ICAAP's Statement on Racism
How devastating to find ourselves here, yet again. It is difficult to express the deep sadness and intense anger that we at the Illinois Chapter of the AAP share with our friends, colleagues, patients and families, not only about the senseless death of George Floyd, but also about the underlying systemic inequities and racism that have lead us to this point.
After 23 years of working in a clinic serving low income, culturally and linguistically diverse families, I take cultural humility to heart. The topic of racism has come up in the exam room, a preschooler that was expelled, a child who is called a racial slur in the playground, a parent who does not want to immunize her infant because of concerns of experimentation on Black people - a consequence of the history of racism in science. But this week, for the first time, I asked the teens I saw in clinic, how racism and police brutality affected them. This is sad for two reasons. The first is that racism and police brutality would be common enough to affect my patients. The second, is that I never thought to ask this question before, despite the frequent terrible acts of violence against African-American people that keep occurring - George Floyd, Breonna Taylor, Ahmaud Arbery, Laquan McDonald, Michael Brown, Sandra Bland, Trayvon Martin, Rodney King - the list seems to be endless.
This is a painful lesson.

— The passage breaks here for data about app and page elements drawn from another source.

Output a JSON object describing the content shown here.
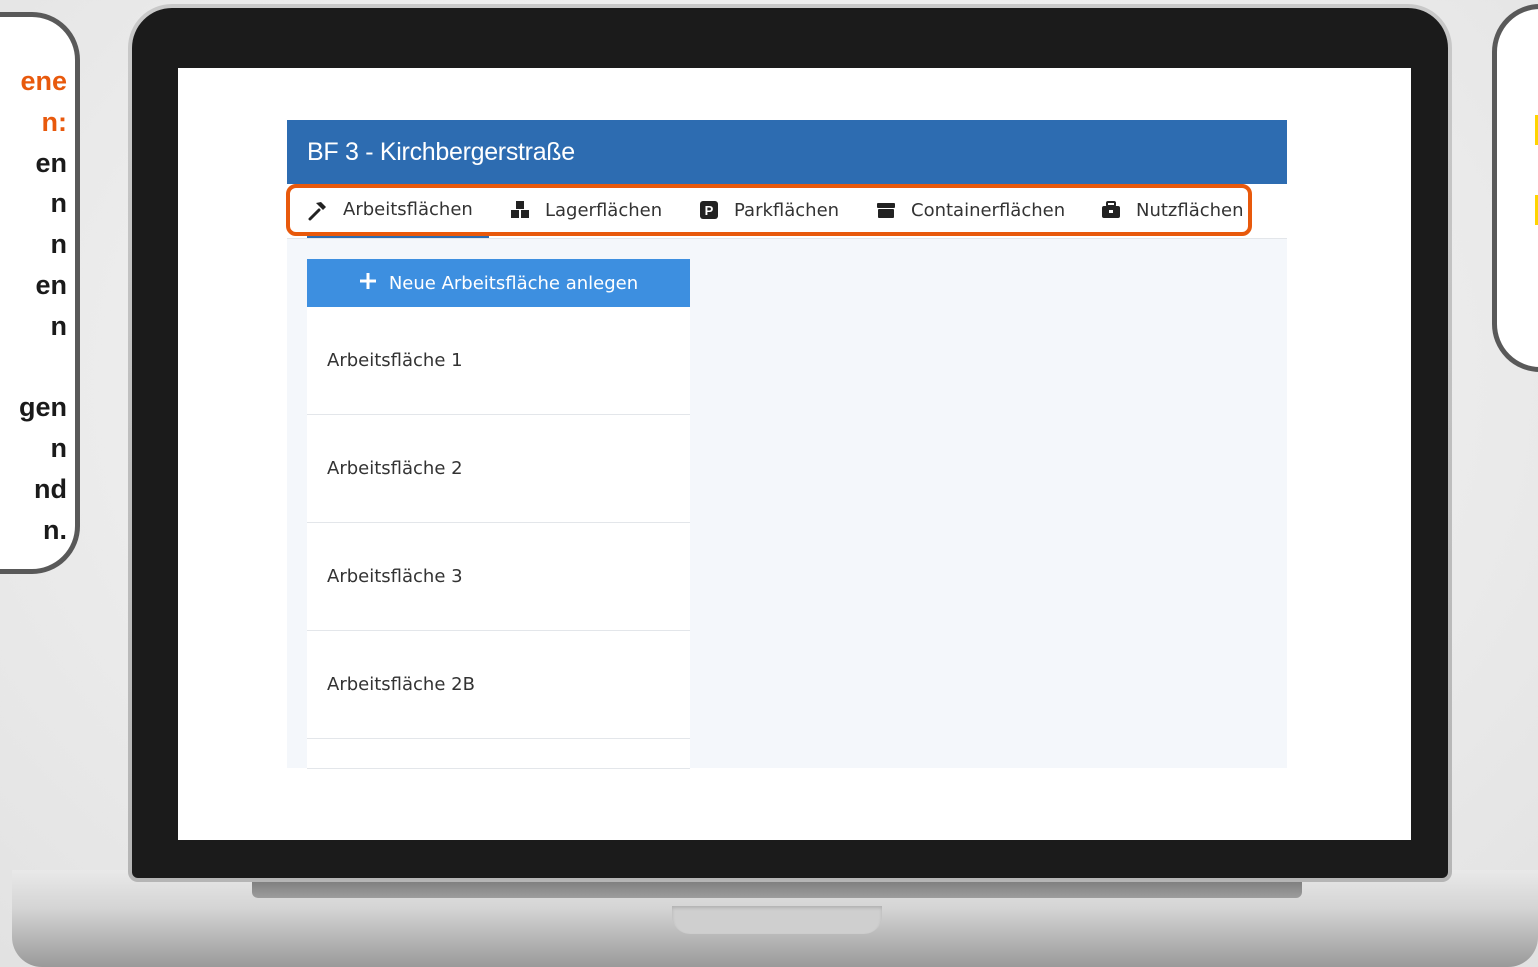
{
  "callout_left": {
    "lines": [
      "ene",
      "n:",
      "en",
      "n",
      "n",
      "en",
      "n",
      "",
      "gen",
      "n",
      "nd",
      "n."
    ]
  },
  "app": {
    "title": "BF 3 - Kirchbergerstraße",
    "tabs": [
      {
        "label": "Arbeitsflächen",
        "icon": "hammer-icon",
        "active": true
      },
      {
        "label": "Lagerflächen",
        "icon": "boxes-icon",
        "active": false
      },
      {
        "label": "Parkflächen",
        "icon": "parking-icon",
        "active": false
      },
      {
        "label": "Containerflächen",
        "icon": "container-icon",
        "active": false
      },
      {
        "label": "Nutzflächen",
        "icon": "toolbox-icon",
        "active": false
      }
    ],
    "new_button_label": "Neue Arbeitsfläche anlegen",
    "list": [
      "Arbeitsfläche 1",
      "Arbeitsfläche 2",
      "Arbeitsfläche 3",
      "Arbeitsfläche 2B"
    ]
  },
  "colors": {
    "header": "#2d6cb1",
    "accent_button": "#3d8fe0",
    "highlight": "#e8590c",
    "callout_accent": "#e8590c",
    "marker": "#ffd400"
  }
}
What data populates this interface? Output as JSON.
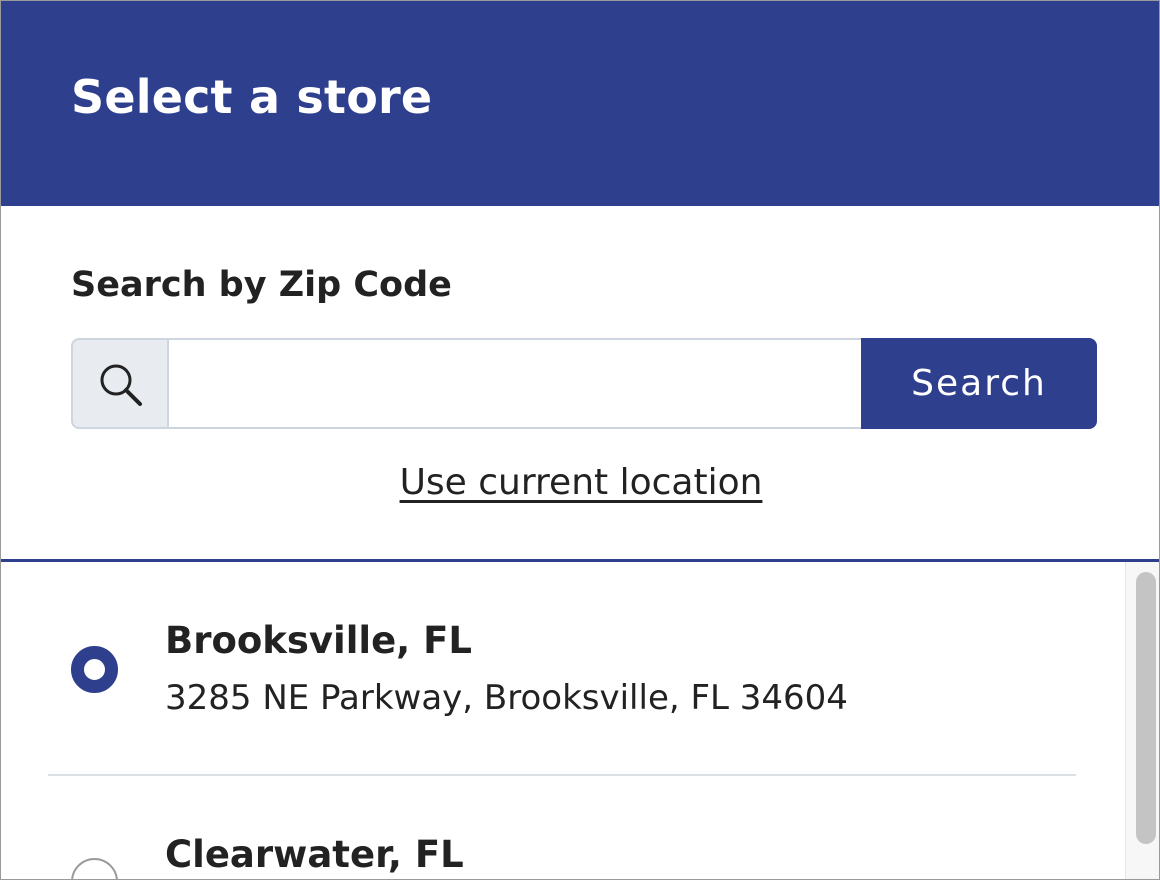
{
  "header": {
    "title": "Select a store"
  },
  "search": {
    "label": "Search by Zip Code",
    "input_value": "",
    "input_placeholder": "",
    "button_label": "Search",
    "icon": "search-icon"
  },
  "location_link": "Use current location",
  "stores": [
    {
      "name": "Brooksville, FL",
      "address": "3285 NE Parkway, Brooksville, FL 34604",
      "selected": true
    },
    {
      "name": "Clearwater, FL",
      "selected": false
    }
  ],
  "colors": {
    "brand": "#2e3f8e",
    "text": "#222222",
    "input_border": "#cfd5de",
    "icon_cell_bg": "#e8ebef"
  }
}
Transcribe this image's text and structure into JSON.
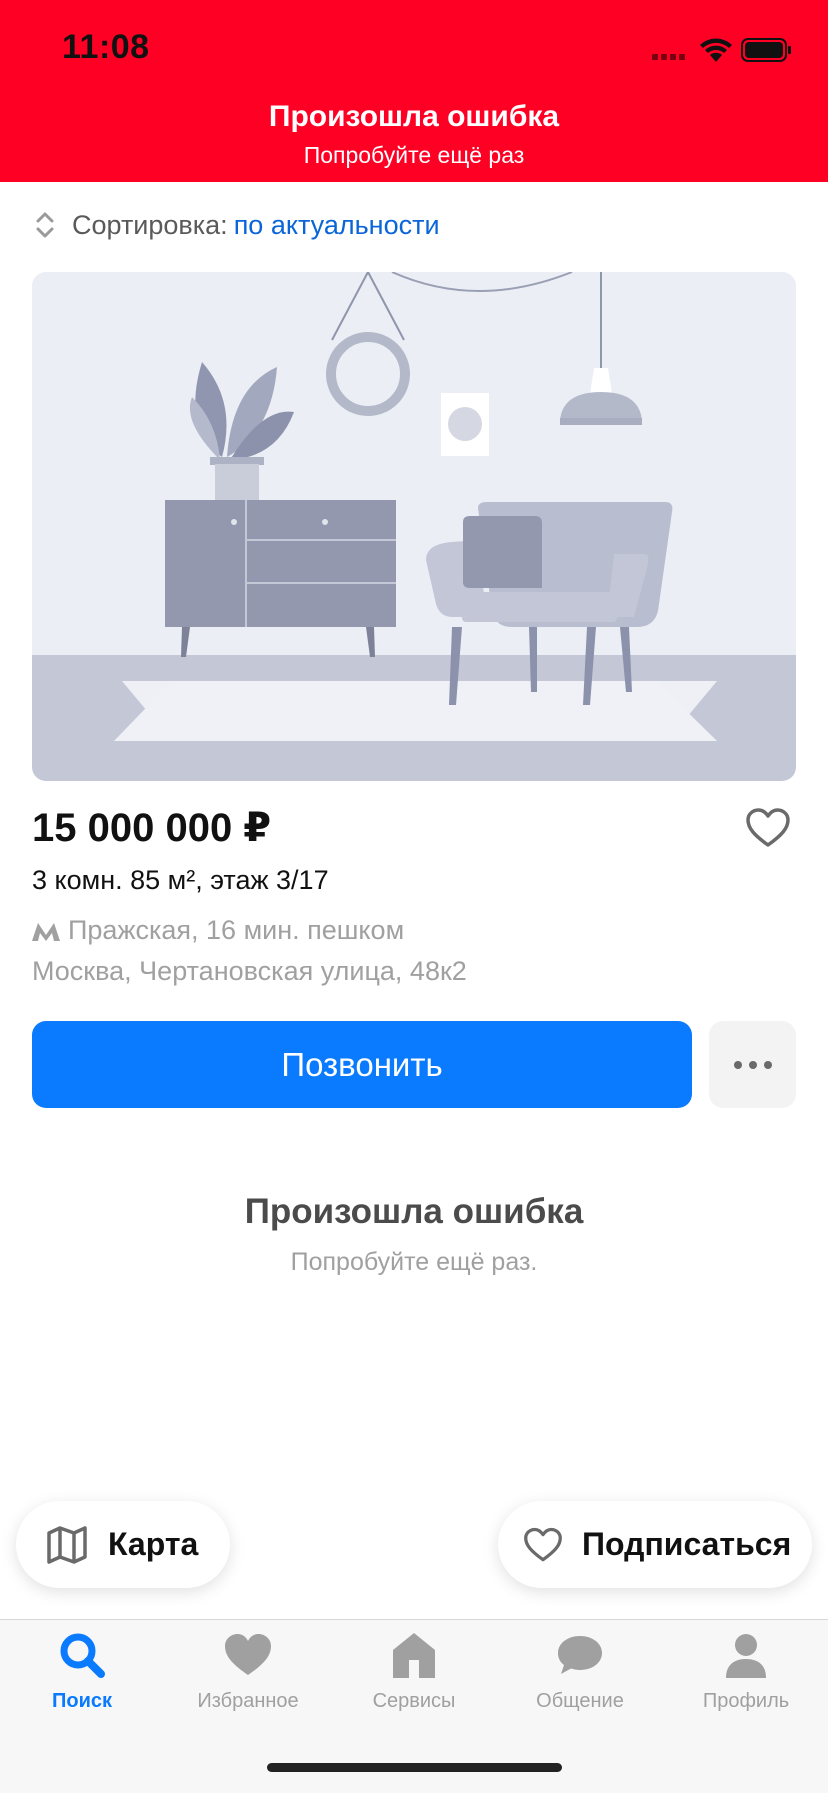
{
  "status_bar": {
    "time": "11:08"
  },
  "banner": {
    "title": "Произошла ошибка",
    "subtitle": "Попробуйте ещё раз"
  },
  "sort": {
    "label": "Сортировка:",
    "value": "по актуальности"
  },
  "listing": {
    "price": "15 000 000 ₽",
    "rooms": "3 комн. 85 м², этаж 3/17",
    "metro": "Пражская, 16 мин. пешком",
    "address": "Москва, Чертановская улица, 48к2"
  },
  "actions": {
    "call_label": "Позвонить"
  },
  "error": {
    "title": "Произошла ошибка",
    "subtitle": "Попробуйте ещё раз."
  },
  "floating": {
    "map_label": "Карта",
    "subscribe_label": "Подписаться"
  },
  "tabs": [
    {
      "label": "Поиск",
      "icon": "search-icon",
      "active": true
    },
    {
      "label": "Избранное",
      "icon": "heart-icon",
      "active": false
    },
    {
      "label": "Сервисы",
      "icon": "house-icon",
      "active": false
    },
    {
      "label": "Общение",
      "icon": "chat-icon",
      "active": false
    },
    {
      "label": "Профиль",
      "icon": "person-icon",
      "active": false
    }
  ],
  "colors": {
    "banner": "#FF0025",
    "accent": "#0A7BFF",
    "link": "#0A66D8"
  }
}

We have to be very intentional and speak out against racism, as humans, because it is morally wrong, and as physicians, because it also affects our patients’ health. It is a socially transmitted disease that we need to eradicate. I re-read the American Academy of Pediatrics’ Policy Statement on The Impact of Racism on Child and Adolescent Health. It reviews the evidence on the role of racism on developmental and health outcomes and clarifies that, while race is a social construct, racism is a “core social determinant of health that is a driver of inequities.” It also discusses what pediatricians can do to address and ameliorate the effects of racism on children and adolescents, starting with acknowledging the problem, identifying our own biases, and creating a culturally safe medical home. If you have not read this policy statement yet, I urge you to do so.
My patients’ answers were heart-breaking. They were angry about the racist incidents at their schools that kept occurring, despite multiple complaints. They were worried about their friends. They were upset that they were not able to go to the protests. They were traumatized and retraumatized by the countless YouTube videos of police violence against peaceful protesters, including shooting rubber bullets at a crowd and pepper spraying a young girl in the face. Beyond the brutality, these videos were particularly upsetting because they were disempowering. What is left if you can’t peacefully protest?
What can we say to that? Even though there is not a good answer, as the AAP policy states, “pediatricians are uniquely positioned to both prevent and mitigate the consequences of racism as a key and trusted source of support for pediatric patients and their families.” We can start by listening, and making it clear that we, as physicians and people with influence, are equally horrified and unwilling to be bystanders while atrocities occur. But that is just the beginning. The policy statement also gives concrete actions to take in clinical care, education, advocacy and research.
We at ICAAP are committed to doing our part to consciously and intentionally incorporate these actions, and a racial equity lens, into the work that we do; from our advocacy efforts on health care access, to our various initiatives including housing, immunizations, and Reach Out and Read; from our clinical educational programs to our efforts in practice transformation; and from our membership activities to our staff and leadership training and recruitment.
These times have been filled with anguish, for some even more than for others. But we have a unique opportunity as part of ICAAP – we can use our network to foster equity and justice, and to fight against racism of all kinds.
Mariana Glusman, MD FAAP
Illinois Chapter American Academy of Pediatrics